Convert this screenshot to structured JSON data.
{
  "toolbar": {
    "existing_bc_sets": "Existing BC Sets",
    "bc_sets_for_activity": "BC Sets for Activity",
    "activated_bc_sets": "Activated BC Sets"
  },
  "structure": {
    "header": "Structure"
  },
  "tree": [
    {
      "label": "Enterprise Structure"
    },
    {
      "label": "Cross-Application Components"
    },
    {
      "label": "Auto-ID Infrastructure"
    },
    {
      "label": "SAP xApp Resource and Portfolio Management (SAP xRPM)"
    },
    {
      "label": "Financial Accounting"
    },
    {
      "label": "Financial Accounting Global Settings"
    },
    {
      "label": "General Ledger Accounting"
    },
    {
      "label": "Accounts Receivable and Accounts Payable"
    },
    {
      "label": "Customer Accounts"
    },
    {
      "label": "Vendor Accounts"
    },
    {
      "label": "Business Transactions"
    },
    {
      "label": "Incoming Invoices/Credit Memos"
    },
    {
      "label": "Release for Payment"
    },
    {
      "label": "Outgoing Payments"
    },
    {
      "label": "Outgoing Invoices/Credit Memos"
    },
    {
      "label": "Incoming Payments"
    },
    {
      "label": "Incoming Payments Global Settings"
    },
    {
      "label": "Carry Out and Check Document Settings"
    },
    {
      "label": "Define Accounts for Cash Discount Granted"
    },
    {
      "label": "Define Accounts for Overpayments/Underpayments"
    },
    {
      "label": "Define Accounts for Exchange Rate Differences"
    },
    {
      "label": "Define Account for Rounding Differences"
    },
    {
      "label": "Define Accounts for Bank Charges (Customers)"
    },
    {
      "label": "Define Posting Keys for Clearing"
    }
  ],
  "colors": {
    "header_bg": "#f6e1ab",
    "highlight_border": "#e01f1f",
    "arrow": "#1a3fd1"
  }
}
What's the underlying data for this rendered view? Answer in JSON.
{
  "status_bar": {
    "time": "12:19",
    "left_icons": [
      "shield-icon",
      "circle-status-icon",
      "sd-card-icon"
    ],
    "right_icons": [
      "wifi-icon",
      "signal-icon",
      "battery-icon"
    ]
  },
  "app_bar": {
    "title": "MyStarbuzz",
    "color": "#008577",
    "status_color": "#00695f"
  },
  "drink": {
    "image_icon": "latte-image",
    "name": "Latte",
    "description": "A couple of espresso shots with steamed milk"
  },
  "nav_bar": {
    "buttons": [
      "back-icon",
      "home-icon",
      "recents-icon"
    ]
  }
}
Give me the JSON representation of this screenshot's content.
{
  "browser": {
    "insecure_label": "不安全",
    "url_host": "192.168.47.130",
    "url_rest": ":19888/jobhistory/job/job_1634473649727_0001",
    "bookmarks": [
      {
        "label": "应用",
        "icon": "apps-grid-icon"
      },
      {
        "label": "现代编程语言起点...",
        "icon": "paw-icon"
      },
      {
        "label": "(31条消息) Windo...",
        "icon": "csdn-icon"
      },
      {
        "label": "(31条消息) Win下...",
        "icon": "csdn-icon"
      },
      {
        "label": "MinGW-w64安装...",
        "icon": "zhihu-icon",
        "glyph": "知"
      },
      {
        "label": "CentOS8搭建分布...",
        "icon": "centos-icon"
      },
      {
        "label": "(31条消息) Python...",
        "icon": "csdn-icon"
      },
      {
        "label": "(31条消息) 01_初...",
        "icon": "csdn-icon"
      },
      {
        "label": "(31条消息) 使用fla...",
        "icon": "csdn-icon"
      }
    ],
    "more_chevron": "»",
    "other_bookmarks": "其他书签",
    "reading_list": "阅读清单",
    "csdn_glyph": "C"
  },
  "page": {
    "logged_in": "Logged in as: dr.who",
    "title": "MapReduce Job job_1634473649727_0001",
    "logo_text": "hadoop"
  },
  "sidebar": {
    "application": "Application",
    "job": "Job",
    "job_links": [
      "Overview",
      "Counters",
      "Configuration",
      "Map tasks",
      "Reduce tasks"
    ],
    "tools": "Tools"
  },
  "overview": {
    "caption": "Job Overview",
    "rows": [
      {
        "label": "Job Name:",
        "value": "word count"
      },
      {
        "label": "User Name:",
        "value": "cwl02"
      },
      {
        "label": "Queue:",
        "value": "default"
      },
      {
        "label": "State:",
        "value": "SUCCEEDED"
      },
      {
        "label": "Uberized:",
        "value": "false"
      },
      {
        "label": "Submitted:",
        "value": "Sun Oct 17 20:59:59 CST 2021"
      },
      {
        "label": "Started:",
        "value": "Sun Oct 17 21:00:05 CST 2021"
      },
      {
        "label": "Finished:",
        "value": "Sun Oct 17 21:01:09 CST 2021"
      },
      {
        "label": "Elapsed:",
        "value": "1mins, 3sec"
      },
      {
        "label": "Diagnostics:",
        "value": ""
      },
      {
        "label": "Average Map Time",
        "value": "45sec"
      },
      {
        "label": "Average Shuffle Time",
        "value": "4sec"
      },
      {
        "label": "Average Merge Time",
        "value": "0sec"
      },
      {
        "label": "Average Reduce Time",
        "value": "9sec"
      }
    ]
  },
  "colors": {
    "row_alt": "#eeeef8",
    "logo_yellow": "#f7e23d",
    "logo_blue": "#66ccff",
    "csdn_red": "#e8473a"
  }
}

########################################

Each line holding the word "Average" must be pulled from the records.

        "label": "Average Map Time",
        "label": "Average Shuffle Time",
        "label": "Average Merge Time",
        "label": "Average Reduce Time",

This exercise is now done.